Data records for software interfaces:
[Start of section]
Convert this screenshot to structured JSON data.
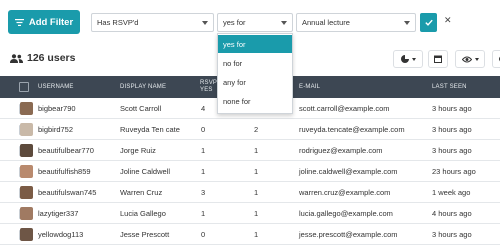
{
  "filter": {
    "add_label": "Add Filter",
    "field": "Has RSVP'd",
    "operator": "yes for",
    "value": "Annual lecture",
    "dropdown_options": [
      "yes for",
      "no for",
      "any for",
      "none for"
    ],
    "selected_option": "yes for"
  },
  "summary": {
    "count_label": "126 users"
  },
  "table": {
    "headers": [
      "USERNAME",
      "DISPLAY NAME",
      "RSVP YES",
      "",
      "E-MAIL",
      "LAST SEEN"
    ],
    "rows": [
      {
        "username": "bigbear790",
        "display": "Scott Carroll",
        "rsvp": "4",
        "count": "2",
        "email": "scott.carroll@example.com",
        "seen": "3 hours ago",
        "avatar": "#8a6a52"
      },
      {
        "username": "bigbird752",
        "display": "Ruveyda Ten cate",
        "rsvp": "0",
        "count": "2",
        "email": "ruveyda.tencate@example.com",
        "seen": "3 hours ago",
        "avatar": "#c9b9a8"
      },
      {
        "username": "beautifulbear770",
        "display": "Jorge Ruiz",
        "rsvp": "1",
        "count": "1",
        "email": "rodriguez@example.com",
        "seen": "3 hours ago",
        "avatar": "#5d4a3c"
      },
      {
        "username": "beautifulfish859",
        "display": "Joline Caldwell",
        "rsvp": "1",
        "count": "1",
        "email": "joline.caldwell@example.com",
        "seen": "23 hours ago",
        "avatar": "#b98a6e"
      },
      {
        "username": "beautifulswan745",
        "display": "Warren Cruz",
        "rsvp": "3",
        "count": "1",
        "email": "warren.cruz@example.com",
        "seen": "1 week ago",
        "avatar": "#7b5b45"
      },
      {
        "username": "lazytiger337",
        "display": "Lucia Gallego",
        "rsvp": "1",
        "count": "1",
        "email": "lucia.gallego@example.com",
        "seen": "4 hours ago",
        "avatar": "#a07a62"
      },
      {
        "username": "yellowdog113",
        "display": "Jesse Prescott",
        "rsvp": "0",
        "count": "1",
        "email": "jesse.prescott@example.com",
        "seen": "3 hours ago",
        "avatar": "#6e5646"
      }
    ]
  },
  "colors": {
    "accent": "#1a9bab",
    "header_bg": "#3d4753"
  }
}
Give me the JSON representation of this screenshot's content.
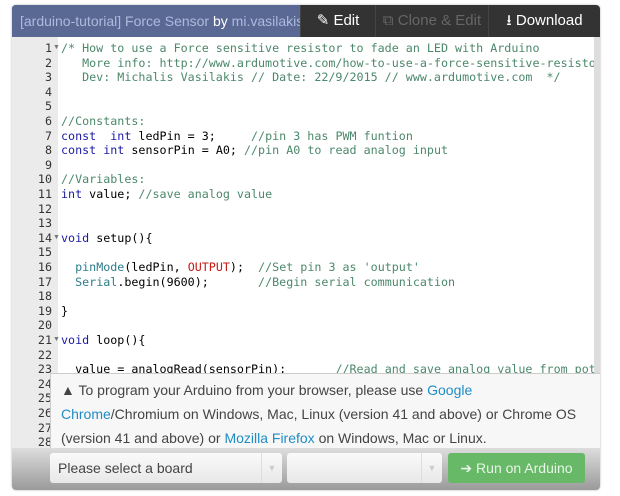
{
  "header": {
    "project": "[arduino-tutorial] Force Sensor",
    "by": "by",
    "author": "mi.vasilakis",
    "edit": "Edit",
    "clone": "Clone & Edit",
    "download": "Download"
  },
  "code": {
    "line_numbers": [
      "1",
      "2",
      "3",
      "4",
      "5",
      "6",
      "7",
      "8",
      "9",
      "10",
      "11",
      "12",
      "13",
      "14",
      "15",
      "16",
      "17",
      "18",
      "19",
      "20",
      "21",
      "22",
      "23",
      "24",
      "25",
      "26",
      "27",
      "28"
    ],
    "folds": [
      1,
      14,
      21
    ],
    "lines": [
      [
        [
          "cm",
          "/* How to use a Force sensitive resistor to fade an LED with Arduino"
        ]
      ],
      [
        [
          "cm",
          "   More info: http://www.ardumotive.com/how-to-use-a-force-sensitive-resisto"
        ]
      ],
      [
        [
          "cm",
          "   Dev: Michalis Vasilakis // Date: 22/9/2015 // www.ardumotive.com  */"
        ]
      ],
      [],
      [],
      [
        [
          "cm",
          "//Constants:"
        ]
      ],
      [
        [
          "kw",
          "const"
        ],
        [
          "",
          "  "
        ],
        [
          "kw",
          "int"
        ],
        [
          "",
          " ledPin = 3;     "
        ],
        [
          "cm",
          "//pin 3 has PWM funtion"
        ]
      ],
      [
        [
          "kw",
          "const"
        ],
        [
          "",
          " "
        ],
        [
          "kw",
          "int"
        ],
        [
          "",
          " sensorPin = A0; "
        ],
        [
          "cm",
          "//pin A0 to read analog input"
        ]
      ],
      [],
      [
        [
          "cm",
          "//Variables:"
        ]
      ],
      [
        [
          "kw",
          "int"
        ],
        [
          "",
          " value; "
        ],
        [
          "cm",
          "//save analog value"
        ]
      ],
      [],
      [],
      [
        [
          "kw",
          "void"
        ],
        [
          "",
          " setup(){"
        ]
      ],
      [],
      [
        [
          "",
          "  "
        ],
        [
          "fn",
          "pinMode"
        ],
        [
          "",
          "(ledPin, "
        ],
        [
          "cn",
          "OUTPUT"
        ],
        [
          "",
          ");  "
        ],
        [
          "cm",
          "//Set pin 3 as 'output'"
        ]
      ],
      [
        [
          "",
          "  "
        ],
        [
          "fn",
          "Serial"
        ],
        [
          "",
          ".begin(9600);       "
        ],
        [
          "cm",
          "//Begin serial communication"
        ]
      ],
      [],
      [
        [
          "",
          "}"
        ]
      ],
      [],
      [
        [
          "kw",
          "void"
        ],
        [
          "",
          " loop(){"
        ]
      ],
      [],
      [
        [
          "",
          "  value = analogRead(sensorPin);       "
        ],
        [
          "cm",
          "//Read and save analog value from pot"
        ]
      ]
    ]
  },
  "notice": {
    "icon": "warning-icon",
    "t1": " To program your Arduino from your browser, please use ",
    "chrome": "Google Chrome",
    "t2": "/Chromium on Windows, Mac, Linux (version 41 and above) or Chrome OS (version 41 and above) or ",
    "firefox": "Mozilla Firefox",
    "t3": " on Windows, Mac or Linux."
  },
  "bottom": {
    "board_placeholder": "Please select a board",
    "port_value": "",
    "run": "Run on Arduino"
  }
}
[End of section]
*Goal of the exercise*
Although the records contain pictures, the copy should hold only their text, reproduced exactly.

*Result of the exercise*
Convert this screenshot to structured JSON data.
{
  "filter": {
    "add_label": "Add Filter",
    "field": "Has RSVP'd",
    "operator": "yes for",
    "value": "Annual lecture",
    "dropdown_options": [
      "yes for",
      "no for",
      "any for",
      "none for"
    ],
    "selected_option": "yes for"
  },
  "summary": {
    "count_label": "126 users"
  },
  "table": {
    "headers": [
      "USERNAME",
      "DISPLAY NAME",
      "RSVP YES",
      "",
      "E-MAIL",
      "LAST SEEN"
    ],
    "rows": [
      {
        "username": "bigbear790",
        "display": "Scott Carroll",
        "rsvp": "4",
        "count": "2",
        "email": "scott.carroll@example.com",
        "seen": "3 hours ago",
        "avatar": "#8a6a52"
      },
      {
        "username": "bigbird752",
        "display": "Ruveyda Ten cate",
        "rsvp": "0",
        "count": "2",
        "email": "ruveyda.tencate@example.com",
        "seen": "3 hours ago",
        "avatar": "#c9b9a8"
      },
      {
        "username": "beautifulbear770",
        "display": "Jorge Ruiz",
        "rsvp": "1",
        "count": "1",
        "email": "rodriguez@example.com",
        "seen": "3 hours ago",
        "avatar": "#5d4a3c"
      },
      {
        "username": "beautifulfish859",
        "display": "Joline Caldwell",
        "rsvp": "1",
        "count": "1",
        "email": "joline.caldwell@example.com",
        "seen": "23 hours ago",
        "avatar": "#b98a6e"
      },
      {
        "username": "beautifulswan745",
        "display": "Warren Cruz",
        "rsvp": "3",
        "count": "1",
        "email": "warren.cruz@example.com",
        "seen": "1 week ago",
        "avatar": "#7b5b45"
      },
      {
        "username": "lazytiger337",
        "display": "Lucia Gallego",
        "rsvp": "1",
        "count": "1",
        "email": "lucia.gallego@example.com",
        "seen": "4 hours ago",
        "avatar": "#a07a62"
      },
      {
        "username": "yellowdog113",
        "display": "Jesse Prescott",
        "rsvp": "0",
        "count": "1",
        "email": "jesse.prescott@example.com",
        "seen": "3 hours ago",
        "avatar": "#6e5646"
      }
    ]
  },
  "colors": {
    "accent": "#1a9bab",
    "header_bg": "#3d4753"
  }
}
Give me the JSON representation of this screenshot's content.
{
  "header": {
    "project": "[arduino-tutorial] Force Sensor",
    "by": "by",
    "author": "mi.vasilakis",
    "edit": "Edit",
    "clone": "Clone & Edit",
    "download": "Download"
  },
  "code": {
    "line_numbers": [
      "1",
      "2",
      "3",
      "4",
      "5",
      "6",
      "7",
      "8",
      "9",
      "10",
      "11",
      "12",
      "13",
      "14",
      "15",
      "16",
      "17",
      "18",
      "19",
      "20",
      "21",
      "22",
      "23",
      "24",
      "25",
      "26",
      "27",
      "28"
    ],
    "folds": [
      1,
      14,
      21
    ],
    "lines": [
      [
        [
          "cm",
          "/* How to use a Force sensitive resistor to fade an LED with Arduino"
        ]
      ],
      [
        [
          "cm",
          "   More info: http://www.ardumotive.com/how-to-use-a-force-sensitive-resisto"
        ]
      ],
      [
        [
          "cm",
          "   Dev: Michalis Vasilakis // Date: 22/9/2015 // www.ardumotive.com  */"
        ]
      ],
      [],
      [],
      [
        [
          "cm",
          "//Constants:"
        ]
      ],
      [
        [
          "kw",
          "const"
        ],
        [
          "",
          "  "
        ],
        [
          "kw",
          "int"
        ],
        [
          "",
          " ledPin = 3;     "
        ],
        [
          "cm",
          "//pin 3 has PWM funtion"
        ]
      ],
      [
        [
          "kw",
          "const"
        ],
        [
          "",
          " "
        ],
        [
          "kw",
          "int"
        ],
        [
          "",
          " sensorPin = A0; "
        ],
        [
          "cm",
          "//pin A0 to read analog input"
        ]
      ],
      [],
      [
        [
          "cm",
          "//Variables:"
        ]
      ],
      [
        [
          "kw",
          "int"
        ],
        [
          "",
          " value; "
        ],
        [
          "cm",
          "//save analog value"
        ]
      ],
      [],
      [],
      [
        [
          "kw",
          "void"
        ],
        [
          "",
          " setup(){"
        ]
      ],
      [],
      [
        [
          "",
          "  "
        ],
        [
          "fn",
          "pinMode"
        ],
        [
          "",
          "(ledPin, "
        ],
        [
          "cn",
          "OUTPUT"
        ],
        [
          "",
          ");  "
        ],
        [
          "cm",
          "//Set pin 3 as 'output'"
        ]
      ],
      [
        [
          "",
          "  "
        ],
        [
          "fn",
          "Serial"
        ],
        [
          "",
          ".begin(9600);       "
        ],
        [
          "cm",
          "//Begin serial communication"
        ]
      ],
      [],
      [
        [
          "",
          "}"
        ]
      ],
      [],
      [
        [
          "kw",
          "void"
        ],
        [
          "",
          " loop(){"
        ]
      ],
      [],
      [
        [
          "",
          "  value = analogRead(sensorPin);       "
        ],
        [
          "cm",
          "//Read and save analog value from pot"
        ]
      ]
    ]
  },
  "notice": {
    "icon": "warning-icon",
    "t1": " To program your Arduino from your browser, please use ",
    "chrome": "Google Chrome",
    "t2": "/Chromium on Windows, Mac, Linux (version 41 and above) or Chrome OS (version 41 and above) or ",
    "firefox": "Mozilla Firefox",
    "t3": " on Windows, Mac or Linux."
  },
  "bottom": {
    "board_placeholder": "Please select a board",
    "port_value": "",
    "run": "Run on Arduino"
  }
}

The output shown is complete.